### Past and Present Participle Verb Popsicles

We created paper popsicles to help us remember past and present participles (popsicles) for verbs. One each popsicle was a flap at the top. For the past participles they wrote the helping verbs under the flap at the top. Then they wrote the correct form of the past tense verb as it would be used with the helping verb (like "smiled" to be used with the helping verb "had"). For the present participle popsicles, there was also a flap to the right of the words where the ending "ing" was written. So for those words, they wrote several present tense verbs and then "ing" under the flap. Then they wrote the appropriate helping verb under the flap at the top (is, are, am, etc.)

## Tuesday, February 8, 2011

### Finding the area of Circles

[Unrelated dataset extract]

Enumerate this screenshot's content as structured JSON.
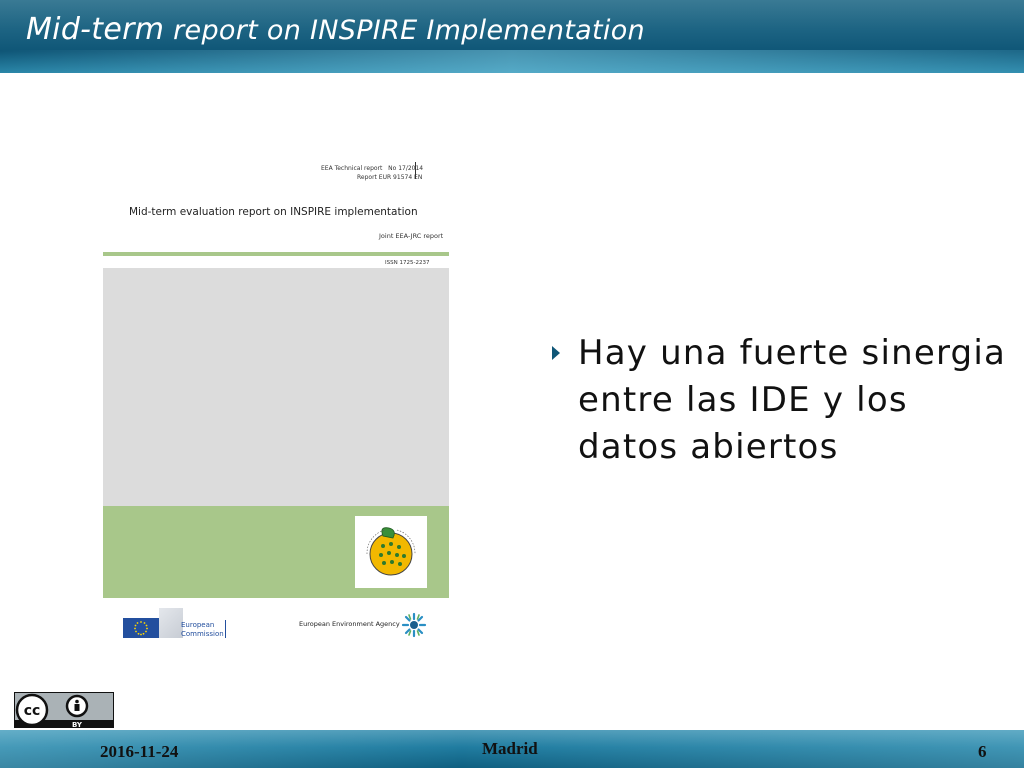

In this tasty (and sticky) activity, we began with fruit leather circles bought at the store. Then we lay them out on parchment paper (so they wouldn't stick) and cut them, with scissors, like a pizza into 8 pieces. Then we lay each piece next to each other in opposite directions to create a parallelogram.
Then we measured the base and the height (length and width) of the parallelogram and determined it's area. Then we laid out another circular fruit leather and measured its diameter and determined its radius. Then we learned the formula for finding the area of a circle with this silly illustration of a square pie. After we figured out the area of the uncut circle fruit leather, we compared the area with the area we got when we measured the parallelogram and it was almost the same.
The girls were happy when they got to eat the "fruit" of their labors.